After the successful pilot demonstration in Dhenkanal, a similar pilot was also implemented in the Angul district of Odisha where 77 rural GPs were tagged to Angul Municipality, benefitting over 90,000 rural households. Moreover, based on the learnings from the pilot demonstration for urban-rural convergence using the district-wide planning approach, we have developed a “Template for District-level Faecal Sludge Management (FSM) Planning” that aims to aid state and district governments, practitioners, and developmental partners in creating a District-level FSM Plan for any district in the country.
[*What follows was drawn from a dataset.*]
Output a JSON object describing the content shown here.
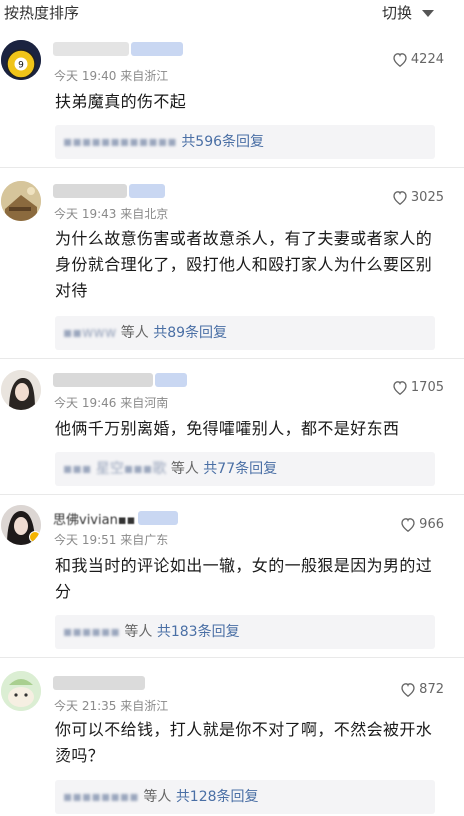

The Template is founded on two approaches to enabling FSM services for rural households, viz. plug-in and greenfield (stand-alone FSM infrastructure and services in rural GPs), aligned with the guidance from the SBM-G Phase II.
The urban-rural convergence model has received significant traction in the state and national policy circles owing to the uniqueness and replicability of this approach. The Government of India releasing a notification on 14th September, 2021 urging the state governments across India to facilitate the adoption of an integrated approach by urban and rural authorities for convergent action on FSM and Plastic Waste Management (PWM). Moreover, due to the success of the pilot demonstrations in Dhenkanal and Angul districts and recognition by the State and National Ministries, the Government of Odisha decided to scale up the urban-rural convergence model for FSM and PWM to all the districts in the state, supported by Centre for Policy Research. Consequently, a Letter of Understanding (LoU) was signed on 21 September 2021 between the Housing and Urban Development Department, Government of Odisha, Panchayati Raj and Drinking Water Department, Government of Odisha, and CPR and UNICEF for scaling up the model in a phase-wise manner.
Figure 4: Signing of Letter of Understanding Event
Recognising the uniqueness and potential for replication of the urban-rural convergence model, Dhenkanal Municipality was felicitated with the ISC-FICCI Sanitation Award for the “Best Faecal Sludge and Septage Management Model” in 2021. In 2022, Centre for Policy Research won the ISC-FICCI Sanitation Awards 2022 for Best Non-Profit Engagement Model in Sanitation: Urban for spearheading the pilot implementation of the urban-rural convergence model in Dhenkanal.
Figure 5: ISC-FICCI Sanitation Award 2022 ceremony